What is required => Every line of the entries below that includes "Series" belongs in the answer, copied as written.

Information given =>

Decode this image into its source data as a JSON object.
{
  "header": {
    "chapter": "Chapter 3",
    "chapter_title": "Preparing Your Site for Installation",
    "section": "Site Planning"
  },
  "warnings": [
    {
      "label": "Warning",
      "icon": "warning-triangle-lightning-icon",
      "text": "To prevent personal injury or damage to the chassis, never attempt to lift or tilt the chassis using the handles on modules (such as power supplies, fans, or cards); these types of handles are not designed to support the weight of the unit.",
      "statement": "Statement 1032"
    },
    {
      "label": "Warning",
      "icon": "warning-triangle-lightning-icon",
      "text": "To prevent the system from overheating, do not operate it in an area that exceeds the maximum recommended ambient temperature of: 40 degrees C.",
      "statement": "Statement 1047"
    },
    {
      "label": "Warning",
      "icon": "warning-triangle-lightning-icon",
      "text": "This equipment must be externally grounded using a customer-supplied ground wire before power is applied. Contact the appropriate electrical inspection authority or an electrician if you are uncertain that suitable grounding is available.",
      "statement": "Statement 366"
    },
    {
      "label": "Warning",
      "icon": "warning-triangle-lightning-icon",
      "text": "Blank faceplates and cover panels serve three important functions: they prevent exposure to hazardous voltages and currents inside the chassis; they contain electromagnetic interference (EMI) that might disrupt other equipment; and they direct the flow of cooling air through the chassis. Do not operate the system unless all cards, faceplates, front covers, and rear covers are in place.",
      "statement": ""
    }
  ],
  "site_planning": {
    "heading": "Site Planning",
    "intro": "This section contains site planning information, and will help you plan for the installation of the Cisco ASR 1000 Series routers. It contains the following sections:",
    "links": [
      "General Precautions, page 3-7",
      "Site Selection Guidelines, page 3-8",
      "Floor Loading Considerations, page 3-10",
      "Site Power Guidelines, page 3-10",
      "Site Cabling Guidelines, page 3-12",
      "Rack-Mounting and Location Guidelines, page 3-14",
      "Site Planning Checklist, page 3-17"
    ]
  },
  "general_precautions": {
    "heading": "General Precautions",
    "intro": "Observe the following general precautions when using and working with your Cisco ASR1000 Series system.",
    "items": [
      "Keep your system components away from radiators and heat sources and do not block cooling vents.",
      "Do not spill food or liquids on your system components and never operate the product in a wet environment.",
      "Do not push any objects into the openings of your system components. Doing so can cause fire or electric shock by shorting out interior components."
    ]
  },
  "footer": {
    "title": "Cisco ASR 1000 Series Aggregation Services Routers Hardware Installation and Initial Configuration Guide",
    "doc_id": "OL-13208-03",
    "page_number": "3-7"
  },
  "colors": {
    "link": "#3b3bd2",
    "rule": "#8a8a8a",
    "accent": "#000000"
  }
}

Answer for the task =>
    "intro": "This section contains site planning information, and will help you plan for the installation of the Cisco ASR 1000 Series routers. It contains the following sections:",
    "intro": "Observe the following general precautions when using and working with your Cisco ASR1000 Series system.",
    "title": "Cisco ASR 1000 Series Aggregation Services Routers Hardware Installation and Initial Configuration Guide",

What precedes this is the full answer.